Start of Block
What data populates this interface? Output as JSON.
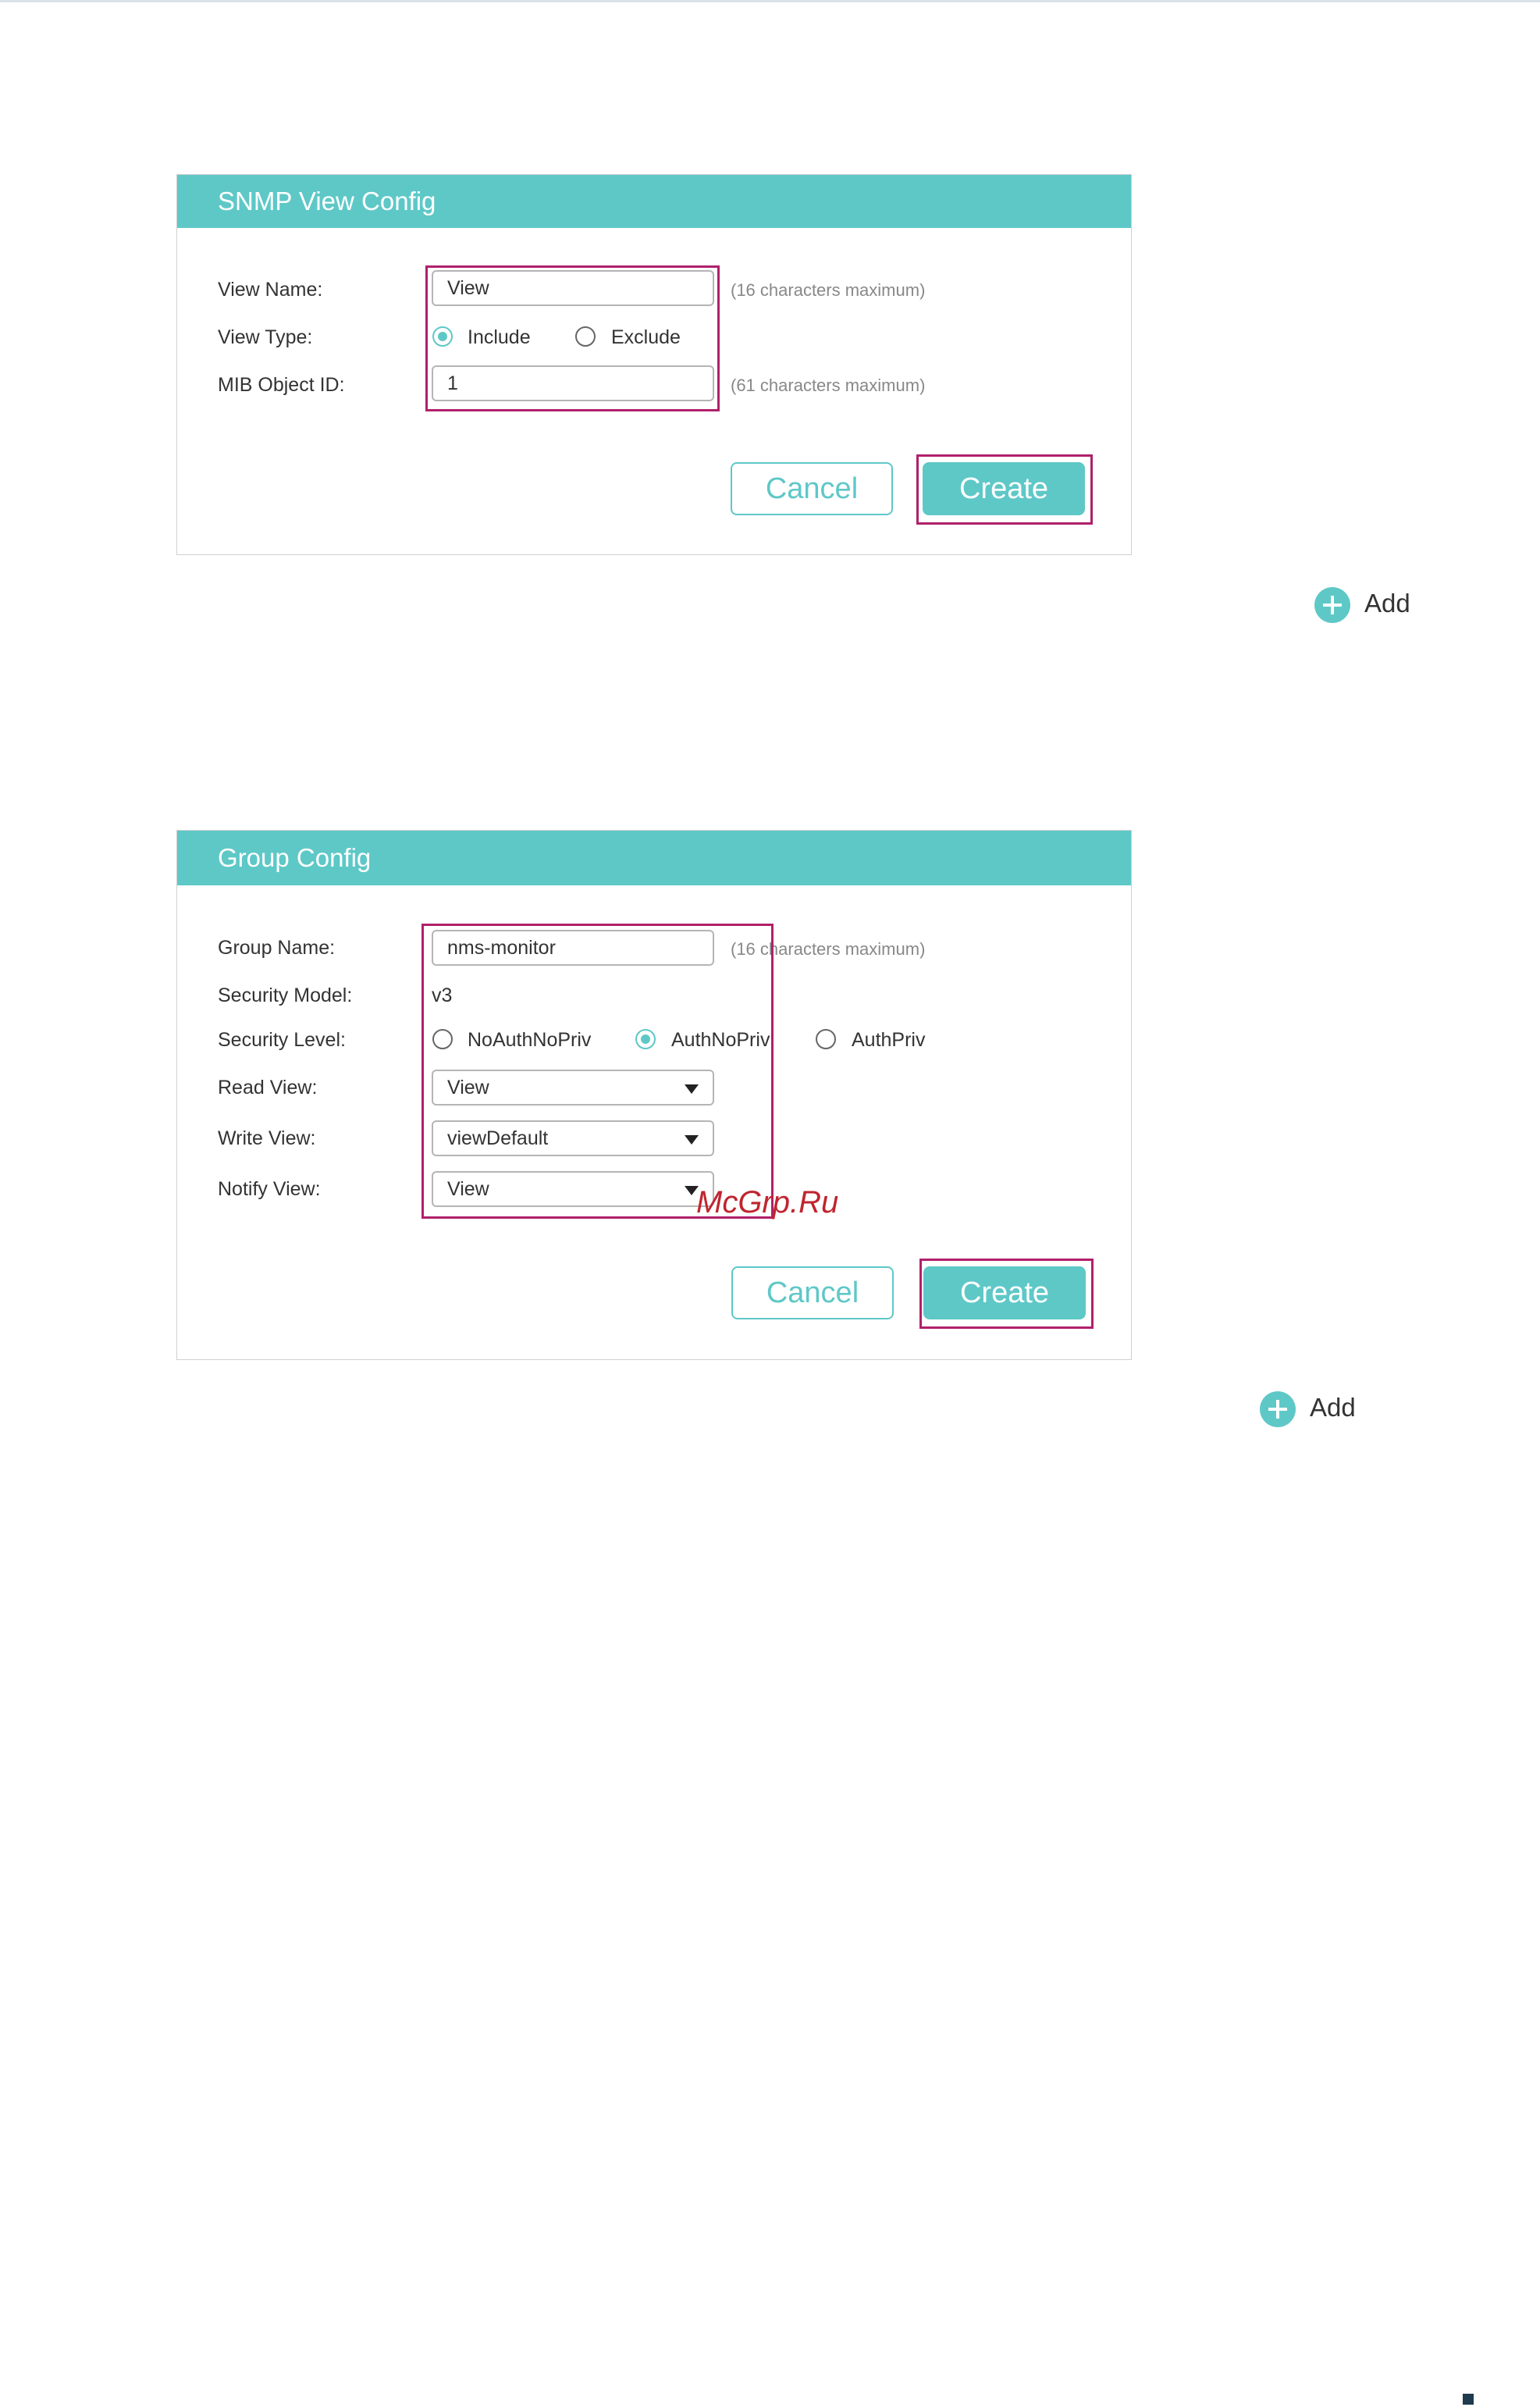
{
  "snmp_view": {
    "title": "SNMP View Config",
    "view_name_label": "View Name:",
    "view_name_value": "View",
    "view_name_hint": "(16 characters maximum)",
    "view_type_label": "View Type:",
    "view_type_options": [
      "Include",
      "Exclude"
    ],
    "view_type_selected": "Include",
    "mib_object_id_label": "MIB Object ID:",
    "mib_object_id_value": "1",
    "mib_object_id_hint": "(61 characters maximum)",
    "cancel_label": "Cancel",
    "create_label": "Create"
  },
  "add_1": {
    "label": "Add",
    "icon": "plus-circle-icon"
  },
  "group": {
    "title": "Group Config",
    "group_name_label": "Group Name:",
    "group_name_value": "nms-monitor",
    "group_name_hint": "(16 characters maximum)",
    "security_model_label": "Security Model:",
    "security_model_value": "v3",
    "security_level_label": "Security Level:",
    "security_level_options": [
      "NoAuthNoPriv",
      "AuthNoPriv",
      "AuthPriv"
    ],
    "security_level_selected": "AuthNoPriv",
    "read_view_label": "Read View:",
    "read_view_value": "View",
    "write_view_label": "Write View:",
    "write_view_value": "viewDefault",
    "notify_view_label": "Notify View:",
    "notify_view_value": "View",
    "cancel_label": "Cancel",
    "create_label": "Create"
  },
  "add_2": {
    "label": "Add",
    "icon": "plus-circle-icon"
  },
  "watermark": "McGrp.Ru",
  "colors": {
    "accent": "#5ec8c7",
    "highlight": "#b0206b",
    "watermark": "#c0252f"
  }
}
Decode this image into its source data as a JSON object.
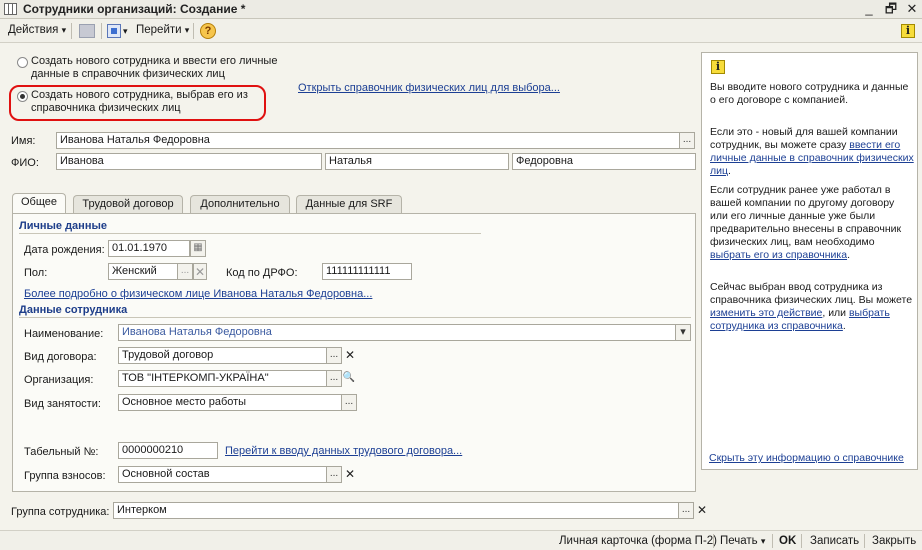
{
  "window": {
    "title": "Сотрудники организаций: Создание *",
    "minimize": "_",
    "restore": "🗗",
    "close": "✕"
  },
  "toolbar": {
    "actions_label": "Действия",
    "goto_label": "Перейти",
    "help_glyph": "?",
    "info_glyph": "i",
    "dropdown_glyph": "▾"
  },
  "mode": {
    "option1": "Создать нового сотрудника и ввести его личные данные в справочник физических лиц",
    "option2": "Создать нового сотрудника, выбрав его из справочника физических лиц",
    "selected": "option2",
    "open_directory_link": "Открыть справочник физических лиц для выбора..."
  },
  "person": {
    "name_label": "Имя:",
    "name_value": "Иванова Наталья Федоровна",
    "fio_label": "ФИО:",
    "surname": "Иванова",
    "first_name": "Наталья",
    "patronymic": "Федоровна"
  },
  "tabs": [
    "Общее",
    "Трудовой договор",
    "Дополнительно",
    "Данные для SRF"
  ],
  "active_tab": "Общее",
  "personal": {
    "section_title": "Личные данные",
    "birth_label": "Дата рождения:",
    "birth_value": "01.01.1970",
    "gender_label": "Пол:",
    "gender_value": "Женский",
    "drfo_label": "Код по ДРФО:",
    "drfo_value": "111111111111",
    "more_link": "Более подробно о физическом лице Иванова Наталья Федоровна..."
  },
  "employee": {
    "section_title": "Данные сотрудника",
    "naming_label": "Наименование:",
    "naming_value": "Иванова Наталья Федоровна",
    "contract_type_label": "Вид договора:",
    "contract_type_value": "Трудовой договор",
    "org_label": "Организация:",
    "org_value": "ТОВ \"ІНТЕРКОМП-УКРАЇНА\"",
    "employment_label": "Вид занятости:",
    "employment_value": "Основное место работы",
    "tabno_label": "Табельный №:",
    "tabno_value": "0000000210",
    "contract_link": "Перейти к вводу данных трудового договора...",
    "contrib_label": "Группа взносов:",
    "contrib_value": "Основной состав"
  },
  "group": {
    "label": "Группа сотрудника:",
    "value": "Интерком"
  },
  "info_panel": {
    "p1": "Вы вводите нового сотрудника и данные о его договоре с компанией.",
    "p2_text": "Если это - новый для вашей компании сотрудник, вы можете сразу ",
    "p2_link": "ввести его личные данные в справочник физических лиц",
    "p2_end": ".",
    "p3_text": "Если сотрудник ранее уже работал в вашей компании по другому договору или его личные данные уже были предварительно внесены в справочник физических лиц, вам необходимо ",
    "p3_link": "выбрать его из справочника",
    "p3_end": ".",
    "p4_text": "Сейчас выбран ввод сотрудника из справочника физических лиц. Вы можете ",
    "p4_link1": "изменить это действие",
    "p4_mid": ", или ",
    "p4_link2": "выбрать сотрудника из справочника",
    "p4_end": ".",
    "hide_link": "Скрыть эту информацию о справочнике"
  },
  "bottom": {
    "personal_card": "Личная карточка (форма П-2)",
    "print": "Печать",
    "ok": "OK",
    "save": "Записать",
    "close": "Закрыть"
  },
  "buttons": {
    "select_glyph": "...",
    "clear_glyph": "✕",
    "search_glyph": "🔍",
    "calendar_glyph": "▦",
    "dropdown_glyph": "▾"
  }
}
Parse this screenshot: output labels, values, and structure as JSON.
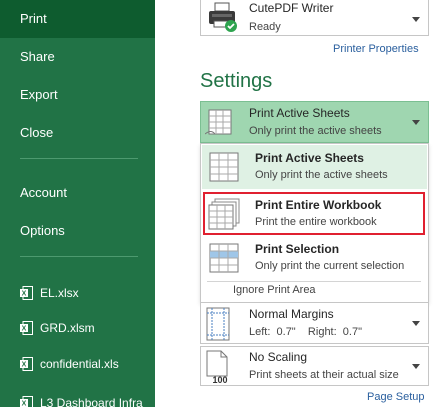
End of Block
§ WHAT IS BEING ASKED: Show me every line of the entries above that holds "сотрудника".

§ OUTPUT:
    "option1": "Создать нового сотрудника и ввести его личные данные в справочник физических лиц",
    "option2": "Создать нового сотрудника, выбрав его из справочника физических лиц",
    "section_title": "Данные сотрудника",
    "label": "Группа сотрудника:",
    "p1": "Вы вводите нового сотрудника и данные о его договоре с компанией.",
    "p4_text": "Сейчас выбран ввод сотрудника из справочника физических лиц. Вы можете ",
    "p4_link2": "выбрать сотрудника из справочника",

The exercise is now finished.